June Branch News: a ballot on pay, and the VC hears our concerns
Come to our AGM and party tomorrow!
- AGM, Thursday 7 June, 1pm (sandwich lunch from 12.45), Council Room, Firth Court
- End of year party, Thursday 7 June, 7.30pm, Hagglers Corner (get your free ticket)
June Branch News
With pension discussions delegated to an expert panel, the annual pay offer is badly judged, and we meet again with Sir Keith to firm up plans for the future.
Last week saw the first meeting of the Joint Expert Panel (JEP), established to report on the valuation which resulted in the bitter dispute over USS earlier this year. Joining the chair are three nominees from UCU and three from UUK. The terms of reference include a presumption of confidentiality, but we have been told that the chair is keen on transparency where possible. We have yet to hear any reports on how the work is going, but will share whatever we get. Our fingers are crossed.
We expect a consultative ballot over the annual pay offer to land imminently. With mammoth gender pay gaps, chronic casualisation and unmanageable workloads across the sector, the final offer from the employers falls short of the action UCU demanded, and is backed by a headline figure of just 2% on the pay spine: yet another real-terms pay cut. This is a dismal response to a spring of discontent. Time for vice-chancellors to think again? The ballot will come with a recommendation from UCU to reject the offer, and we strongly recommend that members vote in favour of industrial action.
A panel of UCU committee members met with the vice-chancellor again on Monday to discuss unfinished business from the USS dispute. Top of the agenda was the use of the strike pay deductions, likely to total over £1m. We will be in touch with departmental contacts to provide details of this discussion, but we have confirmed that the money does not need to be spent by the end of the academic financial year, and that departments who choose to do so could return the money to a central pot to be allocated to student-facing projects, in discussion with the Students Union. There may also be scope for departments to donate the money to specific university level projects of their choosing. We strongly recommend that student-staff committees be involved in discussions about how the money is spent, to ensure that it is used for students.
The wide-ranging discussion with the VC also included the need for greater support for our international staff (and for Sheffield to put itself at the forefront of a campaign), improved representation of the staff voice in the university’s governance, the need for a reformed USS Working Group to prepare for the outcomes of the JEP and more. We pointed out how constructive the meetings with the vice-chancellor have been, and asked for them to become regularised. We hope that they will.
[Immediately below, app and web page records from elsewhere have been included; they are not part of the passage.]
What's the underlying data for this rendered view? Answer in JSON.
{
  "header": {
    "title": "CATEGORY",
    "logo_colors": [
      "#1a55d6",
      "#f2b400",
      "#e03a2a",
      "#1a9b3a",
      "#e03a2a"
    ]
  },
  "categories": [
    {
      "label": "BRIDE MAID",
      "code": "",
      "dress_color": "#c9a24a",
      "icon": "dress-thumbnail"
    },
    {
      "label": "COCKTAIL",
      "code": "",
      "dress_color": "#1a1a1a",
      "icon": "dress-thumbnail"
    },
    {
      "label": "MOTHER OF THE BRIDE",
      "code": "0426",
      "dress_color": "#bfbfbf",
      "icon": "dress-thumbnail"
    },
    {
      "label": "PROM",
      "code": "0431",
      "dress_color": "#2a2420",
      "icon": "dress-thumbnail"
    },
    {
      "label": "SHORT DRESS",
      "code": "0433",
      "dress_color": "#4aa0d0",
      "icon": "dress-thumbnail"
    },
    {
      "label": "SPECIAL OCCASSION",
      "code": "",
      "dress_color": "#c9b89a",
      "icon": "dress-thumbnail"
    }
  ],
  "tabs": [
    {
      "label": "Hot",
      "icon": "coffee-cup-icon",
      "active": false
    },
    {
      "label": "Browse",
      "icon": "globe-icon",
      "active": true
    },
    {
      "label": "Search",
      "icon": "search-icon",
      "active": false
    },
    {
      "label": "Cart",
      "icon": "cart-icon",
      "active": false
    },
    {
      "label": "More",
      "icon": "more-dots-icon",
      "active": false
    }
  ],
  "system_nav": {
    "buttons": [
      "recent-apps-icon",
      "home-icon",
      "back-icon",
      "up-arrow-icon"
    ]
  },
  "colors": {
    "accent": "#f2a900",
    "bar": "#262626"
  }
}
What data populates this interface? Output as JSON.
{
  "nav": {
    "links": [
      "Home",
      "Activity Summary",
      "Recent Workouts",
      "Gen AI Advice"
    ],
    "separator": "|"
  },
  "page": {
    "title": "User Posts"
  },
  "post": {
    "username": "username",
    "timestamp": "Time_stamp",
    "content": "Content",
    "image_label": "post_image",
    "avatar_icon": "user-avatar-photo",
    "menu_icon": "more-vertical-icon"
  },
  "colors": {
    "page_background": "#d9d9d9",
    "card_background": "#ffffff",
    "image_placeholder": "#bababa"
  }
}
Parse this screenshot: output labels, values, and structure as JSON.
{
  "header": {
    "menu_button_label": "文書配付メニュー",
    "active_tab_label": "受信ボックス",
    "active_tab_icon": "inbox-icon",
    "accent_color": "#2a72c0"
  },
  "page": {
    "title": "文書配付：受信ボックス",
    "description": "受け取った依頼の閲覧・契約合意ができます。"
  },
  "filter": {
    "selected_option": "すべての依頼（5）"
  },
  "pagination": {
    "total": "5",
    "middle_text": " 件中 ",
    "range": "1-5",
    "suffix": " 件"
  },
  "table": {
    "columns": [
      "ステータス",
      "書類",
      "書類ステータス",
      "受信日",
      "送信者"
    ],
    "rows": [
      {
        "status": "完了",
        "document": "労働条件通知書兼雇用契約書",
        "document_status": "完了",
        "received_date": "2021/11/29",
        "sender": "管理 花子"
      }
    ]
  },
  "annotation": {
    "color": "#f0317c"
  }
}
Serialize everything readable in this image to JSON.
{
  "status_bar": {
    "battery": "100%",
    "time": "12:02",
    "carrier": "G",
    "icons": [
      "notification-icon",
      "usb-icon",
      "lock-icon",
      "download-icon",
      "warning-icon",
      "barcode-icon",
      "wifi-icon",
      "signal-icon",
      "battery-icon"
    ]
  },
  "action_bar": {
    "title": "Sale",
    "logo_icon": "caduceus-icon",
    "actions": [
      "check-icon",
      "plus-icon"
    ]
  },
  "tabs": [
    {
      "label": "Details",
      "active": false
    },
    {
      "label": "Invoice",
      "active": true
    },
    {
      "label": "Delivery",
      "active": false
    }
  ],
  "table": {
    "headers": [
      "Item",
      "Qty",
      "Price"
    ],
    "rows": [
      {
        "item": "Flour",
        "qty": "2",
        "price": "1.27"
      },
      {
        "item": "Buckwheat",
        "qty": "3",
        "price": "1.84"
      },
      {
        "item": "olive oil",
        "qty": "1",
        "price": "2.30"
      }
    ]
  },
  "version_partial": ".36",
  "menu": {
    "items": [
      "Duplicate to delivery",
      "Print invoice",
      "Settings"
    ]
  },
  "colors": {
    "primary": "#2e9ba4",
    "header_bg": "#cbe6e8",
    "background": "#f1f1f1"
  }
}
You may not be aware of the large-scale restructuring that is going on at the university, with many fellow members in very uncertain positions. The university management has a right to review its operations, but it must do so according to the policies and procedures they have agreed with us, and we holding them to this as best we can. Added to this, those in Jessop West have been banned from opening windows due to a dangerous design flaw, and this policy has had significant knock-on effects including a ban on out-of-hours access. The claim that there is nothing that can be done until the legal aspects have been looked into (which could take up to a year) is hard to accept and causing significant anger.
Finally, if you haven’t yet lost office bins from your department, it may only be a matter of time. Sold as a green initiative, but more likely to be a misguided attempt at an efficiency saving, you might like to read and sign this open letter to EFM on concerns that this could lead to job losses for cleaners and increased workload elsewhere. Those who attended our ‘how to write like a manager’ teach-out may be especially amused by Aberystwyth University’s announcement of a similar policy.
Appeal for Ahmed
You may have heard about the case of Ahmed Sedeeq, the Sheffield University PhD student held for 10 days during the Christmas holiday season in Morton Hall Immigration Removal Centre, who is fighting against being deported to Iraq.
Because of the hostile environment policy, Ahmed is now finding himself with impending housing issues as his passport is still with the Home Office and he is unable to get adequate housing without showing a landlord proof of his right to stay in the UK. Ahmed must move out of his flat by the end of July.
Unis Resist Border Controls is looking for lecturers and/or PhD students who might have a spare room in Sheffield that they could provide Ahmed so that he does not find himself destitute. If you can help, please contact them at UnisResistBorderControls@gmail.com.
What on earth happened at Congress?
You may have heard about last week’s fraught national Congress meeting, where staff walkouts brought about significant disruptions to proceedings. Please do read our delegates’ report on what went on, which will be discussed at our AGM on Thursday. We also highly recommend the superb USS Briefs podcasts made this weekend, featuring discussions with delegates from Sheffield, Exeter, Oxford and KCL among others, and this highly articulate article by Craig Gent.
Sheffield UCU Committee